- _What you need to do_: Print the records exactly as written, and let no picture into the answer.

- _Website and app data records_:
________________________
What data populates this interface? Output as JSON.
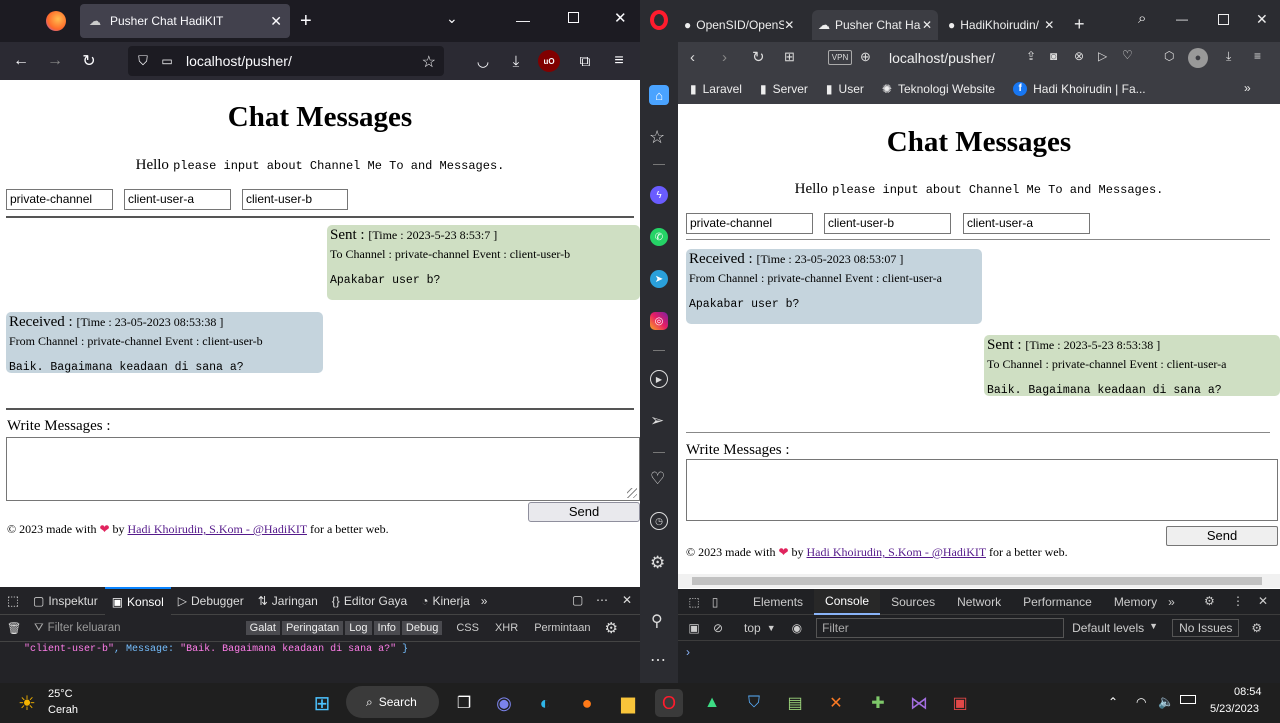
{
  "left": {
    "tab_title": "Pusher Chat HadiKIT",
    "url": "localhost/pusher/",
    "page": {
      "title": "Chat Messages",
      "hello": "Hello",
      "hello_sub": "please input about Channel Me To and Messages.",
      "inputs": [
        "private-channel",
        "client-user-a",
        "client-user-b"
      ],
      "sent": {
        "label": "Sent :",
        "time": "[Time : 2023-5-23 8:53:7 ]",
        "info": "To Channel : private-channel Event : client-user-b",
        "msg": "Apakabar user b?"
      },
      "received": {
        "label": "Received :",
        "time": "[Time : 23-05-2023 08:53:38 ]",
        "info": "From Channel : private-channel Event : client-user-b",
        "msg": "Baik. Bagaimana keadaan di sana a?"
      },
      "write_label": "Write Messages :",
      "send": "Send",
      "footer_pre": "© 2023 made with",
      "footer_by": "by",
      "footer_link": "Hadi Khoirudin, S.Kom - @HadiKIT",
      "footer_post": "for a better web."
    },
    "devtools": {
      "tabs": [
        "Inspektur",
        "Konsol",
        "Debugger",
        "Jaringan",
        "Editor Gaya",
        "Kinerja"
      ],
      "filter_placeholder": "Filter keluaran",
      "levels": [
        "Galat",
        "Peringatan",
        "Log",
        "Info",
        "Debug"
      ],
      "extras": [
        "CSS",
        "XHR",
        "Permintaan"
      ],
      "log_event": "\"client-user-b\"",
      "log_key": "Message",
      "log_value": "\"Baik. Bagaimana keadaan di sana a?\""
    }
  },
  "right": {
    "tabs": [
      "OpenSID/OpenS",
      "Pusher Chat Ha",
      "HadiKhoirudin/"
    ],
    "url": "localhost/pusher/",
    "bookmarks": [
      "Laravel",
      "Server",
      "User",
      "Teknologi Website",
      "Hadi Khoirudin | Fa..."
    ],
    "page": {
      "title": "Chat Messages",
      "hello": "Hello",
      "hello_sub": "please input about Channel Me To and Messages.",
      "inputs": [
        "private-channel",
        "client-user-b",
        "client-user-a"
      ],
      "received": {
        "label": "Received :",
        "time": "[Time : 23-05-2023 08:53:07 ]",
        "info": "From Channel : private-channel Event : client-user-a",
        "msg": "Apakabar user b?"
      },
      "sent": {
        "label": "Sent :",
        "time": "[Time : 2023-5-23 8:53:38 ]",
        "info": "To Channel : private-channel Event : client-user-a",
        "msg": "Baik. Bagaimana keadaan di sana a?"
      },
      "write_label": "Write Messages :",
      "send": "Send",
      "footer_pre": "© 2023 made with",
      "footer_by": "by",
      "footer_link": "Hadi Khoirudin, S.Kom - @HadiKIT",
      "footer_post": "for a better web."
    },
    "devtools": {
      "tabs": [
        "Elements",
        "Console",
        "Sources",
        "Network",
        "Performance",
        "Memory"
      ],
      "context": "top",
      "filter_placeholder": "Filter",
      "levels": "Default levels",
      "issues": "No Issues"
    }
  },
  "taskbar": {
    "temp": "25°C",
    "weather": "Cerah",
    "search": "Search",
    "time": "08:54",
    "date": "5/23/2023"
  },
  "colors": {
    "sent": "#cfdfc3",
    "received": "#c5d4dd",
    "ff_dark": "#1c1b22",
    "opera_red": "#ff1b2d"
  }
}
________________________
- _Exercise result_:
What data populates this interface? Output as JSON.
{
  "left": {
    "tab_title": "Pusher Chat HadiKIT",
    "url": "localhost/pusher/",
    "page": {
      "title": "Chat Messages",
      "hello": "Hello",
      "hello_sub": "please input about Channel Me To and Messages.",
      "inputs": [
        "private-channel",
        "client-user-a",
        "client-user-b"
      ],
      "sent": {
        "label": "Sent :",
        "time": "[Time : 2023-5-23 8:53:7 ]",
        "info": "To Channel : private-channel Event : client-user-b",
        "msg": "Apakabar user b?"
      },
      "received": {
        "label": "Received :",
        "time": "[Time : 23-05-2023 08:53:38 ]",
        "info": "From Channel : private-channel Event : client-user-b",
        "msg": "Baik. Bagaimana keadaan di sana a?"
      },
      "write_label": "Write Messages :",
      "send": "Send",
      "footer_pre": "© 2023 made with",
      "footer_by": "by",
      "footer_link": "Hadi Khoirudin, S.Kom - @HadiKIT",
      "footer_post": "for a better web."
    },
    "devtools": {
      "tabs": [
        "Inspektur",
        "Konsol",
        "Debugger",
        "Jaringan",
        "Editor Gaya",
        "Kinerja"
      ],
      "filter_placeholder": "Filter keluaran",
      "levels": [
        "Galat",
        "Peringatan",
        "Log",
        "Info",
        "Debug"
      ],
      "extras": [
        "CSS",
        "XHR",
        "Permintaan"
      ],
      "log_event": "\"client-user-b\"",
      "log_key": "Message",
      "log_value": "\"Baik. Bagaimana keadaan di sana a?\""
    }
  },
  "right": {
    "tabs": [
      "OpenSID/OpenS",
      "Pusher Chat Ha",
      "HadiKhoirudin/"
    ],
    "url": "localhost/pusher/",
    "bookmarks": [
      "Laravel",
      "Server",
      "User",
      "Teknologi Website",
      "Hadi Khoirudin | Fa..."
    ],
    "page": {
      "title": "Chat Messages",
      "hello": "Hello",
      "hello_sub": "please input about Channel Me To and Messages.",
      "inputs": [
        "private-channel",
        "client-user-b",
        "client-user-a"
      ],
      "received": {
        "label": "Received :",
        "time": "[Time : 23-05-2023 08:53:07 ]",
        "info": "From Channel : private-channel Event : client-user-a",
        "msg": "Apakabar user b?"
      },
      "sent": {
        "label": "Sent :",
        "time": "[Time : 2023-5-23 8:53:38 ]",
        "info": "To Channel : private-channel Event : client-user-a",
        "msg": "Baik. Bagaimana keadaan di sana a?"
      },
      "write_label": "Write Messages :",
      "send": "Send",
      "footer_pre": "© 2023 made with",
      "footer_by": "by",
      "footer_link": "Hadi Khoirudin, S.Kom - @HadiKIT",
      "footer_post": "for a better web."
    },
    "devtools": {
      "tabs": [
        "Elements",
        "Console",
        "Sources",
        "Network",
        "Performance",
        "Memory"
      ],
      "context": "top",
      "filter_placeholder": "Filter",
      "levels": "Default levels",
      "issues": "No Issues"
    }
  },
  "taskbar": {
    "temp": "25°C",
    "weather": "Cerah",
    "search": "Search",
    "time": "08:54",
    "date": "5/23/2023"
  },
  "colors": {
    "sent": "#cfdfc3",
    "received": "#c5d4dd",
    "ff_dark": "#1c1b22",
    "opera_red": "#ff1b2d"
  }
}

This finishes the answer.